TASK DETAILS
The records that follow must be repeated exactly, line by line.
*** INPUT ***
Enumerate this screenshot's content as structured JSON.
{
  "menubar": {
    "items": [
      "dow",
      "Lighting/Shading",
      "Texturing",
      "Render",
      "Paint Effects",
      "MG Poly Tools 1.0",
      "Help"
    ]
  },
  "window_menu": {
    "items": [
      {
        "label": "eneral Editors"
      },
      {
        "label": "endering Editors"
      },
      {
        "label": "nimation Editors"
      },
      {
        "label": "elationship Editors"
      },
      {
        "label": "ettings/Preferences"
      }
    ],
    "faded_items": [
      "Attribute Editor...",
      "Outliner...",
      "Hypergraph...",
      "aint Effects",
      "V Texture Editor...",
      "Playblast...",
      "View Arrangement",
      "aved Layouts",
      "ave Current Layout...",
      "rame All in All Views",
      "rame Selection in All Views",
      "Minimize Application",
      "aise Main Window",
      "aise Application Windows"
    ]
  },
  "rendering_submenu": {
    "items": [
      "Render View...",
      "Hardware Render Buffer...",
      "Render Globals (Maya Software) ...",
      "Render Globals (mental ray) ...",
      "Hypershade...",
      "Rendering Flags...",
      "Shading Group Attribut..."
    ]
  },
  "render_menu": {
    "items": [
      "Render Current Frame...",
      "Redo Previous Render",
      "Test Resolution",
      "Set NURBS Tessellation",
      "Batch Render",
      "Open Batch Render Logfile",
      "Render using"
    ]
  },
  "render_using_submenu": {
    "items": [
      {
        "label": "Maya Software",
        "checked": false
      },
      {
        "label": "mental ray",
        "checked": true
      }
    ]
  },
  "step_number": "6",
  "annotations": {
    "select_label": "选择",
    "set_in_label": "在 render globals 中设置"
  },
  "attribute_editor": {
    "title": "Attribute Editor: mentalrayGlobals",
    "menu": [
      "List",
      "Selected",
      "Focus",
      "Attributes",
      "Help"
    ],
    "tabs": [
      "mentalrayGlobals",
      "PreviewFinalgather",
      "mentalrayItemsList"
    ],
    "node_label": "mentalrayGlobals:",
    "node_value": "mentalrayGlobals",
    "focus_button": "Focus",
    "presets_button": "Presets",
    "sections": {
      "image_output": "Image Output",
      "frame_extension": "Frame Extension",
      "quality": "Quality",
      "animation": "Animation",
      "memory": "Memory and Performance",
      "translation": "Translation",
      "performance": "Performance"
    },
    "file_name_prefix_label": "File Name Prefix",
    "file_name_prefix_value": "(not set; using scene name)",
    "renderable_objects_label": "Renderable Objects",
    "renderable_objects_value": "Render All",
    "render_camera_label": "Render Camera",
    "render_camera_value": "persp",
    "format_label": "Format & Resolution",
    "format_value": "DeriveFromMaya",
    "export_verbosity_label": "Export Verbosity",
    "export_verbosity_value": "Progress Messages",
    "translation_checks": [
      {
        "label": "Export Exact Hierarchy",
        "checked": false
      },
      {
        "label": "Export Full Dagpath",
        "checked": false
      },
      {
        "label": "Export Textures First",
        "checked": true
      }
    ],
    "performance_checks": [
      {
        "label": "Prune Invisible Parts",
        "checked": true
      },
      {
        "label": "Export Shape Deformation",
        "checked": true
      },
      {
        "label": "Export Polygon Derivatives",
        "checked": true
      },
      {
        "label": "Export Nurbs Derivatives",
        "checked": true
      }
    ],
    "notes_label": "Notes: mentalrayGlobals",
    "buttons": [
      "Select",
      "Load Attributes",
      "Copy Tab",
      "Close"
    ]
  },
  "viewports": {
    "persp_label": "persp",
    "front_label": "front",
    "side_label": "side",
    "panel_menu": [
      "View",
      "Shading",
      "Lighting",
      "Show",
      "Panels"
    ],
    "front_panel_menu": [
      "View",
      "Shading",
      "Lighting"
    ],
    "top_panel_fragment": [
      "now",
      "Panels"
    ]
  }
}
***
EXERCISE ANSWER
Enumerate this screenshot's content as structured JSON.
{
  "menubar": {
    "items": [
      "dow",
      "Lighting/Shading",
      "Texturing",
      "Render",
      "Paint Effects",
      "MG Poly Tools 1.0",
      "Help"
    ]
  },
  "window_menu": {
    "items": [
      {
        "label": "eneral Editors"
      },
      {
        "label": "endering Editors"
      },
      {
        "label": "nimation Editors"
      },
      {
        "label": "elationship Editors"
      },
      {
        "label": "ettings/Preferences"
      }
    ],
    "faded_items": [
      "Attribute Editor...",
      "Outliner...",
      "Hypergraph...",
      "aint Effects",
      "V Texture Editor...",
      "Playblast...",
      "View Arrangement",
      "aved Layouts",
      "ave Current Layout...",
      "rame All in All Views",
      "rame Selection in All Views",
      "Minimize Application",
      "aise Main Window",
      "aise Application Windows"
    ]
  },
  "rendering_submenu": {
    "items": [
      "Render View...",
      "Hardware Render Buffer...",
      "Render Globals (Maya Software) ...",
      "Render Globals (mental ray) ...",
      "Hypershade...",
      "Rendering Flags...",
      "Shading Group Attribut..."
    ]
  },
  "render_menu": {
    "items": [
      "Render Current Frame...",
      "Redo Previous Render",
      "Test Resolution",
      "Set NURBS Tessellation",
      "Batch Render",
      "Open Batch Render Logfile",
      "Render using"
    ]
  },
  "render_using_submenu": {
    "items": [
      {
        "label": "Maya Software",
        "checked": false
      },
      {
        "label": "mental ray",
        "checked": true
      }
    ]
  },
  "step_number": "6",
  "annotations": {
    "select_label": "选择",
    "set_in_label": "在 render globals 中设置"
  },
  "attribute_editor": {
    "title": "Attribute Editor: mentalrayGlobals",
    "menu": [
      "List",
      "Selected",
      "Focus",
      "Attributes",
      "Help"
    ],
    "tabs": [
      "mentalrayGlobals",
      "PreviewFinalgather",
      "mentalrayItemsList"
    ],
    "node_label": "mentalrayGlobals:",
    "node_value": "mentalrayGlobals",
    "focus_button": "Focus",
    "presets_button": "Presets",
    "sections": {
      "image_output": "Image Output",
      "frame_extension": "Frame Extension",
      "quality": "Quality",
      "animation": "Animation",
      "memory": "Memory and Performance",
      "translation": "Translation",
      "performance": "Performance"
    },
    "file_name_prefix_label": "File Name Prefix",
    "file_name_prefix_value": "(not set; using scene name)",
    "renderable_objects_label": "Renderable Objects",
    "renderable_objects_value": "Render All",
    "render_camera_label": "Render Camera",
    "render_camera_value": "persp",
    "format_label": "Format & Resolution",
    "format_value": "DeriveFromMaya",
    "export_verbosity_label": "Export Verbosity",
    "export_verbosity_value": "Progress Messages",
    "translation_checks": [
      {
        "label": "Export Exact Hierarchy",
        "checked": false
      },
      {
        "label": "Export Full Dagpath",
        "checked": false
      },
      {
        "label": "Export Textures First",
        "checked": true
      }
    ],
    "performance_checks": [
      {
        "label": "Prune Invisible Parts",
        "checked": true
      },
      {
        "label": "Export Shape Deformation",
        "checked": true
      },
      {
        "label": "Export Polygon Derivatives",
        "checked": true
      },
      {
        "label": "Export Nurbs Derivatives",
        "checked": true
      }
    ],
    "notes_label": "Notes: mentalrayGlobals",
    "buttons": [
      "Select",
      "Load Attributes",
      "Copy Tab",
      "Close"
    ]
  },
  "viewports": {
    "persp_label": "persp",
    "front_label": "front",
    "side_label": "side",
    "panel_menu": [
      "View",
      "Shading",
      "Lighting",
      "Show",
      "Panels"
    ],
    "front_panel_menu": [
      "View",
      "Shading",
      "Lighting"
    ],
    "top_panel_fragment": [
      "now",
      "Panels"
    ]
  }
}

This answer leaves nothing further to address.